Kluckow and Evans10 reported SVC flow to constitute 37% of right ventricular output in preterm infants, and 46–52% of right ventricular output in term infants. Assuming that the flow in the two carotid arteries is equal, we found cephalic flow to constitute 22% of LVO in both preterm and term infants. It is possible that the difference between these two methods represents the contribution of the non-cephalic circulation and blood flow from vertebral arteries to SVC flow.

Measurements of CBF using near infrared spectroscopy and 133Xe from sick preterm infants in the first few days of life have been reported to be lower than the values calculated from our study.11,20 Both CBF and cardiac output increase in early postnatal life,21 and sick ventilated preterm infants may have lower CBF.22,23 In 133Xe studies, babies without respiratory distress and infants receiving continuous positive airway pressure have been shown to have higher CBF than preterm infants requiring mechanical ventilation,24 with our results being comparable to those found in well, non-ventilated patients using 133Xe.

This technique could be more widely used than near infrared spectroscopy because of the availability of ultrasound machines in many neonatal units and the possibility of repeated measurements. Technological advances in ultrasound transducers and processing since a previous study reporting cephalic blood flow15 have led to more accurate measurements with greater validity.

What this study adds

  • Measurement of common carotid artery flow has good intraobserver and interobserver reproducibility, which compares favourably with other methods of measuring cerebral blood flow

  • In well term and preterm infants, about 11% of cardiac output is distributed to the right common carotid artery; common carotid artery flow correlates well with gestation, weight, and left ventricular output

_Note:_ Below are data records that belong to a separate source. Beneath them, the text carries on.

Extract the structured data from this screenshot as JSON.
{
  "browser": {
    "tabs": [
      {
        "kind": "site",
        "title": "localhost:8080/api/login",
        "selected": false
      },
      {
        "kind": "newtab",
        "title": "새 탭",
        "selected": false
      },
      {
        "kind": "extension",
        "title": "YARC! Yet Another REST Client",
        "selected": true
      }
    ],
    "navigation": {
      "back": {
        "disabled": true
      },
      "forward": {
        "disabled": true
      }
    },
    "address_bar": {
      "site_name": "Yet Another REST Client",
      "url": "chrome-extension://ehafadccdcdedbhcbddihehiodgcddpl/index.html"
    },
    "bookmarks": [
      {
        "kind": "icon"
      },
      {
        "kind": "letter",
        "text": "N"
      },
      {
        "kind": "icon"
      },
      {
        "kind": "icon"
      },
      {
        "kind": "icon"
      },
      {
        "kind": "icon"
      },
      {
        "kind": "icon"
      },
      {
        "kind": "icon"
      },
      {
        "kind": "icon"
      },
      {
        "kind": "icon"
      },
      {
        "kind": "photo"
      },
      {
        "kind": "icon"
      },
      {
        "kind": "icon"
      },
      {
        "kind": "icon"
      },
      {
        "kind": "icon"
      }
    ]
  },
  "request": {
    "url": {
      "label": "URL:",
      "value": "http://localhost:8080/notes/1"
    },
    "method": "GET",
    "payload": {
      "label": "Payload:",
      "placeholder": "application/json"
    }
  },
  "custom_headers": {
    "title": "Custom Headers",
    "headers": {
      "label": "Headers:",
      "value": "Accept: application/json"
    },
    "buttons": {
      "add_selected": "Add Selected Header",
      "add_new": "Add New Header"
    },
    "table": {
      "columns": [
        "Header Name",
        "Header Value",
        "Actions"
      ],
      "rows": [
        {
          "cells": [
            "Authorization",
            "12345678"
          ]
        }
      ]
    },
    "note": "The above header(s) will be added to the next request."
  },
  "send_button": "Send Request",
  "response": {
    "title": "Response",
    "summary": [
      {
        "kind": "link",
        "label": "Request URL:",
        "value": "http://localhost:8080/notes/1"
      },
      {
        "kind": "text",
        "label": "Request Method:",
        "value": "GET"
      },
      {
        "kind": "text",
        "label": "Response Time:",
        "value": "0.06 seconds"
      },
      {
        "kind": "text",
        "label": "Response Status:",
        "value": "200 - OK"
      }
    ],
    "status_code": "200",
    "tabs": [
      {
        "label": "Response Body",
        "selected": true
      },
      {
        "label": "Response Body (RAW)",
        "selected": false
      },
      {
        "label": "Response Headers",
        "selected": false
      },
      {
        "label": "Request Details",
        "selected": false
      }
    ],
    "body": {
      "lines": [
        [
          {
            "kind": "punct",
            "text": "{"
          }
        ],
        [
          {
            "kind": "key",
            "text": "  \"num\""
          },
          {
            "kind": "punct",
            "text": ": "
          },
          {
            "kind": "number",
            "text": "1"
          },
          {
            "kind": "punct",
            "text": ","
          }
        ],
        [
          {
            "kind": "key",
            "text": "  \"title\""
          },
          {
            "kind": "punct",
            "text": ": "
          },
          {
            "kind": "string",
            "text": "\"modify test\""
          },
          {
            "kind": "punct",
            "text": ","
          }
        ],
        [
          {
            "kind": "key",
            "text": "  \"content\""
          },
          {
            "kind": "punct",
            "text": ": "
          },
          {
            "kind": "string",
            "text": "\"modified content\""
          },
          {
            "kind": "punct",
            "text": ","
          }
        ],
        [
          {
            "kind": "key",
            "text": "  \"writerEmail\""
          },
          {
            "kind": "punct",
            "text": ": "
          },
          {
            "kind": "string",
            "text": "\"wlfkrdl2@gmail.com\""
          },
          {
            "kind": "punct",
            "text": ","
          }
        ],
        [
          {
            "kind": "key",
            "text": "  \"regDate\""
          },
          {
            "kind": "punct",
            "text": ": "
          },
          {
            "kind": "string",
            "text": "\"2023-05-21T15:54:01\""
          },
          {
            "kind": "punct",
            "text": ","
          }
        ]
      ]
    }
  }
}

This is the first study to describe cephalic flow and the proportion of cardiac output contributing to it in stable preterm and term infants. The reference data from this study may be useful for further research into factors affecting cephalic flow, or the fraction of cardiac output directed to the cephalic circulation in sick newborns.


(1) Dobbing and Sands interconversion procedure for estimating brain weight

The study compared the occipitofrontal circumference and brain weight during the last trimester of gestation and the first 2 years of postnatal life. The following expression was suggested to obtain the brain weight:

G  =  X3/a – b/2X

where G  =  brain weight (g), X  =  head circumference (cm), a  =  100, and b  =  3000.

(2) CBF in ml/100 g brain tissue

CBF was estimated assuming that the ratio of CCA flow to CBF is similar to that of the adult. Schoning et al9 have found that mean CCA flow was about 67% of the CBF in adults.

Estimated CBF/100 g brain weight (CBFe)  =  100 × (right CCA flow/0.67)/brain weight (g).



  • Competing interests: none declared